The Harlem Renaissance
The Harlem Renaissance was a social and artistic movement of the 1920s that took place in the eclectic neighborhood of Harlem, New York. African-Americans, many of whom had migrated from the South to escape the harsh realities of racism and segregation, brought Harlem to life during this era with music, dance, poetry, film, education, literature, entrepreneurship, and social activism. This unprecedented revolution and its icons birthed knowledge and artistry that continues to impact American culture today. Such icons include Zora Neale Hurston, Mary McLeod Bethune, Madam C.J. Walker, Oscar Micheaux, Duke Ellington, W.E.B. DuBois, Langston Hughes, and Mahalia Jackson.

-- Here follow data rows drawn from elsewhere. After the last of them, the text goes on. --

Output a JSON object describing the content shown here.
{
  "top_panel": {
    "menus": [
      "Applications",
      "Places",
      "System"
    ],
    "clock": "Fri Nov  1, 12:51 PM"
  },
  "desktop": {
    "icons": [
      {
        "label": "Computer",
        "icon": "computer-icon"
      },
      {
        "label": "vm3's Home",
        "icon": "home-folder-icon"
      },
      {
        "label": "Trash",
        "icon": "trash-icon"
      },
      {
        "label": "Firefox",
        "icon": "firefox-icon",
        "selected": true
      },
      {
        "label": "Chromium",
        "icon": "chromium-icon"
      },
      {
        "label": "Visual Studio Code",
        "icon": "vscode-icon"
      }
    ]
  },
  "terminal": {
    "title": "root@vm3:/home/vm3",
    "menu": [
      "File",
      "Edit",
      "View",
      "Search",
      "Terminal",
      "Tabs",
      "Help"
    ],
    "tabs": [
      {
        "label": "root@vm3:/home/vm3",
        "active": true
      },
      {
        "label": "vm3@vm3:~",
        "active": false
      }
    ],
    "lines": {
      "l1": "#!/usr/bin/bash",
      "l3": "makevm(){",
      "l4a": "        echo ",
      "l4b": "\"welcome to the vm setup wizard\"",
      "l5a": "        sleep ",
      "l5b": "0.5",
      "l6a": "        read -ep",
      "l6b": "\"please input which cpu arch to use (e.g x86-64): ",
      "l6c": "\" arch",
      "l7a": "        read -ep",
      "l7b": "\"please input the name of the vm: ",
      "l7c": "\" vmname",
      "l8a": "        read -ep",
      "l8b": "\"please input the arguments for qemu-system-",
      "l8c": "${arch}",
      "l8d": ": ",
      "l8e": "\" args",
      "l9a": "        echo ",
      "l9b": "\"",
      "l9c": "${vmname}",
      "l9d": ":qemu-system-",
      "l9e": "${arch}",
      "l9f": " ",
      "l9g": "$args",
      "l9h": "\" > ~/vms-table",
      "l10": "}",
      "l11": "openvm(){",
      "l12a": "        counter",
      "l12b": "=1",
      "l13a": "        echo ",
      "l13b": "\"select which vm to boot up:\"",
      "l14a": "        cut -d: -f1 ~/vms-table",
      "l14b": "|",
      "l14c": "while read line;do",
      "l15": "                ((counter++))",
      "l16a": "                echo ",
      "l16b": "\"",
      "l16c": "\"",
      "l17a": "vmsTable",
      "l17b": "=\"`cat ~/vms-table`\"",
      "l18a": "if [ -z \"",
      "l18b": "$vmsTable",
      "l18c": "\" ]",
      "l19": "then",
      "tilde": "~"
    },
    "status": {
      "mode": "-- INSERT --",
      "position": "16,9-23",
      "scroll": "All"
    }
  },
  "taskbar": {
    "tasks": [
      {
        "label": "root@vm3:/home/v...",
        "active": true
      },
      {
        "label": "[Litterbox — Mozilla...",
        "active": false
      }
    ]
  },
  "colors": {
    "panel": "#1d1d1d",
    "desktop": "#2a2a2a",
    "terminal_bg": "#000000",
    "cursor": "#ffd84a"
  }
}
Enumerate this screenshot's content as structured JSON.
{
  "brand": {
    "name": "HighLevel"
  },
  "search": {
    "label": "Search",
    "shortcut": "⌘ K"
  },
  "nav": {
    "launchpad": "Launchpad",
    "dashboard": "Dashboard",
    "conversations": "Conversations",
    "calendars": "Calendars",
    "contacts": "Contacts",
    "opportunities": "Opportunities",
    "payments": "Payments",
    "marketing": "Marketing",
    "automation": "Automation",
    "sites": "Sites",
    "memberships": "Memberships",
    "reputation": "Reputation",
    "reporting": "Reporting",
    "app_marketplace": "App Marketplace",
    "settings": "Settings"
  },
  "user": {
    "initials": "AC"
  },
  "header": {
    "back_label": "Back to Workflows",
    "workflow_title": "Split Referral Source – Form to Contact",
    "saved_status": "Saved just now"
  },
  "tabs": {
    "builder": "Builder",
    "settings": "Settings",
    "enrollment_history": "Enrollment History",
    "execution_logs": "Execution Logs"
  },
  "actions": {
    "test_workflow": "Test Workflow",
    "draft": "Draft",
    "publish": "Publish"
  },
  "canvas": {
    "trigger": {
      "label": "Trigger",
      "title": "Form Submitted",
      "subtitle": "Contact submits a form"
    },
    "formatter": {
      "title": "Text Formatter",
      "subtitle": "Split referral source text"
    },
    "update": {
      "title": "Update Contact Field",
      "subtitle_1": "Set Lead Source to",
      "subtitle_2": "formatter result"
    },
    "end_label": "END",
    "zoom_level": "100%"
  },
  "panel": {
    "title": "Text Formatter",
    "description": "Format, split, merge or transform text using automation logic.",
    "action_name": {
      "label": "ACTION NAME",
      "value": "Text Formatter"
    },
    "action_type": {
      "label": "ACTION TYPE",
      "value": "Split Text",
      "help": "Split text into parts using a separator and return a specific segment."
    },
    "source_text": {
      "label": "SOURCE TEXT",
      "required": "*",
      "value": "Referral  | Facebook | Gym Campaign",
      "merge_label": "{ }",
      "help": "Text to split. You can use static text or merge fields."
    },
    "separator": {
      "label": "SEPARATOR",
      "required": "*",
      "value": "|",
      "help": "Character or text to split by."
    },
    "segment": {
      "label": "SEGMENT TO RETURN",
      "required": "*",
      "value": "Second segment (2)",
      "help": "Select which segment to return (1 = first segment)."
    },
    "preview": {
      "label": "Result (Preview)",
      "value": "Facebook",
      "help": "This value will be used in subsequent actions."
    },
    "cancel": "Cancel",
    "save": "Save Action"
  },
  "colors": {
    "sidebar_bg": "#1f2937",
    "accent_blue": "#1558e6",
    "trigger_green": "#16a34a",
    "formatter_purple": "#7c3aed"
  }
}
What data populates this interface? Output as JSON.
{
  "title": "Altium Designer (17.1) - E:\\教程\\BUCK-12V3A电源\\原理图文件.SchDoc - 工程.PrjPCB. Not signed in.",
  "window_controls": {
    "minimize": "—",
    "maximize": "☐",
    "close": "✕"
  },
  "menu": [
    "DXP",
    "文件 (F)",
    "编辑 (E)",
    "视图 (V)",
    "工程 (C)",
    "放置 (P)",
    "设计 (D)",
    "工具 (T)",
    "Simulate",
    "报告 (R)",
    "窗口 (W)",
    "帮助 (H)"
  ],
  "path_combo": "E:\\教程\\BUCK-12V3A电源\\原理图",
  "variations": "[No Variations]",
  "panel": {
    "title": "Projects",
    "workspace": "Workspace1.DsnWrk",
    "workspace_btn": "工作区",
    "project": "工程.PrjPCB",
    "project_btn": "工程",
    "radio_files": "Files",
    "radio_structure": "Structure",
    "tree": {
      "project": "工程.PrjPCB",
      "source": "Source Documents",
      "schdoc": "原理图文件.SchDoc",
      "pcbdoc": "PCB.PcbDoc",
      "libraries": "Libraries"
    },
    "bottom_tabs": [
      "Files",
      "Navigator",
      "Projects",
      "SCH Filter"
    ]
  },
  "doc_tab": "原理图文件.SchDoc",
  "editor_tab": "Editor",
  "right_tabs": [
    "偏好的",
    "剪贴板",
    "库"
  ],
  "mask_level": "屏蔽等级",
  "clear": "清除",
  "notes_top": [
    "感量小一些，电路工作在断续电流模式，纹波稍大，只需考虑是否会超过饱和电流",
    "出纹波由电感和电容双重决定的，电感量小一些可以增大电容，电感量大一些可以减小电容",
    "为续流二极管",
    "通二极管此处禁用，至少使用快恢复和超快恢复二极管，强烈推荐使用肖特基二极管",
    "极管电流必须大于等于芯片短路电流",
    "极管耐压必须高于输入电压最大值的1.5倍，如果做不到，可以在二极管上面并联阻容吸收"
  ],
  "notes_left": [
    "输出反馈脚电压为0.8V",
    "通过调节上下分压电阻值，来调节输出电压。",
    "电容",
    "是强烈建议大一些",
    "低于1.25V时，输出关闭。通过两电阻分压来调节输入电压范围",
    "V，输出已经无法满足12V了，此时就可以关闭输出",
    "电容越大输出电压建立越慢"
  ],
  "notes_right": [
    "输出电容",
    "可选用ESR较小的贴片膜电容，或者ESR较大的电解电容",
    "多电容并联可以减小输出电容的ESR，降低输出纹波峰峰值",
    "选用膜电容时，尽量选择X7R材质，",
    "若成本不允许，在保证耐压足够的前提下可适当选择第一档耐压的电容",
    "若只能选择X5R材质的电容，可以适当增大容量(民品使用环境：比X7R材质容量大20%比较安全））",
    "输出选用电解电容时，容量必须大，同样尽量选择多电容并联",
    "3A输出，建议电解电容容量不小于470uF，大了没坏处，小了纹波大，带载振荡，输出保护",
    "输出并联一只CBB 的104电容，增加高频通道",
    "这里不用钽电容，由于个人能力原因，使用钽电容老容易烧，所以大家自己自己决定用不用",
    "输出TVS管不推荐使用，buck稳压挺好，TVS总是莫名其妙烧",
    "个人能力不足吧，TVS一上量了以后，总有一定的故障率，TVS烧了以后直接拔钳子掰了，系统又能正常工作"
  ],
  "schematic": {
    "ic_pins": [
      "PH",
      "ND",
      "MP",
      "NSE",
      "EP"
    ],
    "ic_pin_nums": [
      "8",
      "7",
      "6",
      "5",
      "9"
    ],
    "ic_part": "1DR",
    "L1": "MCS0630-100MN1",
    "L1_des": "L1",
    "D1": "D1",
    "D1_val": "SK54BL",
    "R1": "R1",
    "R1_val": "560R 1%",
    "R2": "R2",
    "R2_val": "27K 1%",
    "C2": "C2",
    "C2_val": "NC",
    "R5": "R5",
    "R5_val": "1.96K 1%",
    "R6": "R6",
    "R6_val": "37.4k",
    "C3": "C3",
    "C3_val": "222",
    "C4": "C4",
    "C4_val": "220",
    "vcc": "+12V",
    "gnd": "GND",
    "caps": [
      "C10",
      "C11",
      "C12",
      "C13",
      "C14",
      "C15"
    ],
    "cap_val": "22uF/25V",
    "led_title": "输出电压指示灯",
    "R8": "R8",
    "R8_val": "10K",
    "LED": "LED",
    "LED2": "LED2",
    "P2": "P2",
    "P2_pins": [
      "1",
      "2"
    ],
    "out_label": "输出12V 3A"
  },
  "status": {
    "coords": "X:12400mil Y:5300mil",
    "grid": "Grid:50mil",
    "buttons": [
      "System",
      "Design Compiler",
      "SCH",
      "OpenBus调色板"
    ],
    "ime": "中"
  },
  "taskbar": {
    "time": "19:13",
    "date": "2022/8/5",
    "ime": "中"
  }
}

The individual contributions of these “Harlemites” were so distinguished that the Citizen’s Stamp Advisory Committee (CSAG) of the United States Postal Service selected each to be commemorated on a United States Postage Stamp. These stamps have been digitized and are housed at the Smithsonian’s National Postal Museum.
The Harlem Renaissance Collection includes a video on each Harlem Renaissance icon and an activity that teachers can use in the classroom.
Keywords: NMAAHC, National Postal Museum, American History, African American History, Harlem Renaissance, Zora Neale Hurston, Mary McLeod Bethune, Madam C.J. Walker, Oscar Micheaux, Duke Ellington, W.E.B. DuBois, Langston Hughes, Mahalia Jackson